As the film progresses and Nic continues to relapse, he comes to the realisation that there might not be a way to help him anymore.
The portrayals of his behaviour are not always pleasant to watch, and often leave you angry or disgusted at his difficult decision to not help his son, but shows the rollercoaster of emotions that parents of addicts experience.
In one scene, David and his wife attend a meeting for parents who have lost their children to addiction. A grieving mother sits in front of them and explains that she was grieving the loss of her daughter, even before her death.
Despite low moments where he feels helpless, David never fully gives up hope for his son’s recovery.
The idea of blame is hinted at throughout, with almost every character questioning themselves and their actions with flashbacks to Nic’s childhood to emphasise significant events.
Nic sharing a marijuana joint with his father, being sent on a plane to visit his mother in LA, and David concerned he has lost his son at sea while surfing all play a significant part in the questioning of Nic’s motives.
While it would be easy to point the finger at one individual, the film follows the idea that addiction isn’t that simple and not one person is to blame.

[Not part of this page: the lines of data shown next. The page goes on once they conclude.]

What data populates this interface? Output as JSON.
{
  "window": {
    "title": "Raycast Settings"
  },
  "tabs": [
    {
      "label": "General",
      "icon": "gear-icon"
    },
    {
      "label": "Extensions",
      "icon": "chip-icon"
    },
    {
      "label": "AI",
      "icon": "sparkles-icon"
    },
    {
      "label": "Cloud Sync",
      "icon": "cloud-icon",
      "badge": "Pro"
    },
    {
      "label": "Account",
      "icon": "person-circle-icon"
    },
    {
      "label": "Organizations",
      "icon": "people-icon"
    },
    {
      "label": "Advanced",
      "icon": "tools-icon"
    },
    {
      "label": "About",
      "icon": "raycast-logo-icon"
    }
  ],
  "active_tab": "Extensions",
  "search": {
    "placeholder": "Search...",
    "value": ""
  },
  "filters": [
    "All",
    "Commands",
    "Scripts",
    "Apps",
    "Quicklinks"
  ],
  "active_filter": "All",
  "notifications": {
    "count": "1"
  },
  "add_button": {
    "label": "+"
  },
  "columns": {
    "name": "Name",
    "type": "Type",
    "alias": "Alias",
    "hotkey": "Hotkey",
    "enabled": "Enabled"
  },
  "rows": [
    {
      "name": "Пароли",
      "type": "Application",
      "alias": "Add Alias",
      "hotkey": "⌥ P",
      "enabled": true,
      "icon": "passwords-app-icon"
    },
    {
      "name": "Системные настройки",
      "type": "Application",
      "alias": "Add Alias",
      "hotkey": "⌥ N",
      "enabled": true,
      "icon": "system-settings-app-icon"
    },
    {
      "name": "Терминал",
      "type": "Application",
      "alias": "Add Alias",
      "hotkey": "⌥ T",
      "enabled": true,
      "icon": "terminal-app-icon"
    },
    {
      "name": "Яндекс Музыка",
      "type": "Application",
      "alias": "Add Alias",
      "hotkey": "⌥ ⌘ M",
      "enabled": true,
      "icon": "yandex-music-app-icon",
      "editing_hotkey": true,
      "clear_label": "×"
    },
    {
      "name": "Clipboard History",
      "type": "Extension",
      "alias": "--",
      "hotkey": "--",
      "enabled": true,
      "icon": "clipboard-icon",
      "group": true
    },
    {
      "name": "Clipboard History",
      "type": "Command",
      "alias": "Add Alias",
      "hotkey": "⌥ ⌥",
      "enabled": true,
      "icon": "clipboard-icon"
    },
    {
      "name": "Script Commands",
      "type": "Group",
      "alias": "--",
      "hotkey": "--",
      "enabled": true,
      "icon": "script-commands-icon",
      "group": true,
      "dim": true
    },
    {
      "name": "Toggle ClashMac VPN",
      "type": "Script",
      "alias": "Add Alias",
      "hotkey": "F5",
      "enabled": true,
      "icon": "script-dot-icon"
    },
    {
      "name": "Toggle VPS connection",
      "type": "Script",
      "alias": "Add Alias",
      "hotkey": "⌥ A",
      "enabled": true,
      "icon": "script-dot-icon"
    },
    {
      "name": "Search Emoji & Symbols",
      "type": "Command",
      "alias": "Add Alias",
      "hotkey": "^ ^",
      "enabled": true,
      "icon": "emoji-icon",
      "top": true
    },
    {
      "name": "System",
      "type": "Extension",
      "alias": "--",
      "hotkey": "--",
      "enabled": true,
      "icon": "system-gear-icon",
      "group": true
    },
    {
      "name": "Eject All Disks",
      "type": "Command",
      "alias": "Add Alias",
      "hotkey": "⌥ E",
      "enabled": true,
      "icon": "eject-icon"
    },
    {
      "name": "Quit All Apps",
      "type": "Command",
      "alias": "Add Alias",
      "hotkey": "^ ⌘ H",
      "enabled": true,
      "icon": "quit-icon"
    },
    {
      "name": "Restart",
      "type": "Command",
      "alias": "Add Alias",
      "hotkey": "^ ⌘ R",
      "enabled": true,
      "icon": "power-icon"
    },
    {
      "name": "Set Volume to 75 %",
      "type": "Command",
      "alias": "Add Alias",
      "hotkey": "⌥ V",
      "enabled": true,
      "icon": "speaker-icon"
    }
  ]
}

“Watching the movie it was such an incredible reminder of everything we went through as a family and how lucky I am to be alive,” – @nic_sheff, co-author of “High,” talks about his family’s story of addiction, which inspired the new movie @beautifulboymov pic.twitter.com/YV1eACPhv1
— TODAY (@TODAYshow) November 27, 2018
The real-life Nic and David Sheff were a large part of the movie’s production, consulting on the script and meeting with the actors to explain the different sides of their story.
Now sober, Nic is a writer and has worked on a host of popular TV shows including 13 Reasons Why and The Killing.
Their memoirs and joint literary works tell the harrowing story of Nic’s recovery. Their focus now is to bring awareness to addiction as one of America’s biggest killers and the need for more support.
Beautiful Boy is out in cinemas now or can be streamed through Amazon Prime.
If you or someone you know is struggling with addiction, there is help available.